Ramsey and The Pigeonhole Principle

Ramsey theory, named after the British mathematician and philosopher Frank P. Ramsey, is a branch of mathematics that studies the conditions under which order must appear. Problems in Ramsey theory typically ask a question of the form: ‘how many elements of some structure must there be to guarantee that a particular property will hold?’ Illustration of The Pigeonhole Principle

Suppose, for example, that we know that n pigeons have been housed in m pigeonholes. How big must n be before we can be sure that at least one pigeonhole houses at least two pigeons? The answer is the pigeonhole principle: if n > m, then at least one pigeonhole will have at least two pigeons in it.
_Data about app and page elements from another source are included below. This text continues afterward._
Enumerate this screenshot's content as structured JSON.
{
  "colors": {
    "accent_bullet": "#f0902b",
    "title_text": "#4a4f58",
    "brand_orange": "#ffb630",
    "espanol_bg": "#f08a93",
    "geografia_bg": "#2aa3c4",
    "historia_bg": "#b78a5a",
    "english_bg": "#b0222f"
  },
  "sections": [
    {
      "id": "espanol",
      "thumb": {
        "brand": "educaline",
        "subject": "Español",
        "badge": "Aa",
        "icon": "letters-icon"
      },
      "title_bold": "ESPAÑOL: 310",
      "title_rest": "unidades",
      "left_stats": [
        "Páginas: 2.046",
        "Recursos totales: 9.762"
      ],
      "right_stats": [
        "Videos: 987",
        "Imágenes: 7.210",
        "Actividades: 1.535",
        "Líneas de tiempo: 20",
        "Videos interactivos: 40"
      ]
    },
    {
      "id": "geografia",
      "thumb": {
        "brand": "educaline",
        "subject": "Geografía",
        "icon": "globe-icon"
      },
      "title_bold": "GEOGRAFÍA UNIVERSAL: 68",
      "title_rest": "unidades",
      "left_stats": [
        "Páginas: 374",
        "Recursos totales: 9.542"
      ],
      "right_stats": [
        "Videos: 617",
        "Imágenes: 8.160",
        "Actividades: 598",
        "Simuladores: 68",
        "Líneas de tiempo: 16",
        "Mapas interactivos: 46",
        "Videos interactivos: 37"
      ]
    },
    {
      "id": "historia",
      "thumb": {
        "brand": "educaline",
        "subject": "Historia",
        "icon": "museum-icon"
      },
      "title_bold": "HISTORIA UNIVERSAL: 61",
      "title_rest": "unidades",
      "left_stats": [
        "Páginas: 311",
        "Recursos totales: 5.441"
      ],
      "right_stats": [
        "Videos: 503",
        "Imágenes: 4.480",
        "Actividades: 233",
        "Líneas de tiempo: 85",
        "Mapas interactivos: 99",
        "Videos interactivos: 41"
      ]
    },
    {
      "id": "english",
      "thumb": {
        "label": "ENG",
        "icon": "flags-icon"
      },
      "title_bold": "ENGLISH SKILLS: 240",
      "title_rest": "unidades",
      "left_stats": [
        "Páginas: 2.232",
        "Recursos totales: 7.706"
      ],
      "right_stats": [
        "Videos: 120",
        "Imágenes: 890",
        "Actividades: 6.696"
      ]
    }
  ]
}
The photograph on the right shows a number of pigeons in holes. Here there are n = 10 pigeons in m = 9 holes, so by the pigeonhole principle, at least one hole has more than one pigeon: in this case, both of the top corner holes contain two pigeons. The principle says nothing about which holes are empty: for n = 10 pigeons in m = 9 holes, it simply says that at least one hole here will be over-full; in this case, the bottom-left hole is empty. Ramsey’s theory generalizes this principle as explained below.

A typical result in Ramsey theory starts with some mathematical structure that is then cut into pieces. How big must the original structure be in order to ensure that at least one of the pieces has a given interesting property?

For example, consider a complete graph of order n; that is, there are n vertices and each vertex is connected to every other vertex by an edge. A complete graph of order 3 is called a triangle. Now colour every edge red or blue. How large must n be in order to ensure that there is either a blue triangle or a red triangle? It turns out that the answer is 6.

Another way to express this result is as follows: at any party with at least six people, there are three people who are all either mutual acquaintances (each one knows the other two) or mutual strangers (each one does not know either of the other two).

A comic result of the pigeonhole principle is the “proof” that in the city of New York (or any other city with a population over a million) at least two people have the same number of hairs on their head. The reasoning is as follows: an average human being has about 150.000 hairs on the scalp; it is reasonable to assume that no human being has more than 1.000.000 hairs on the scalp. Over a million people live in New York. The population of n people (exceeding a million) has to be arranged in m (1.000.000 or less) collections; one collection is possible for each number of hairs on the scalp. Because n population > m different numbers of hairs on the scalp, there are at least two people in one of these collections – at least two people with the same number of hairs.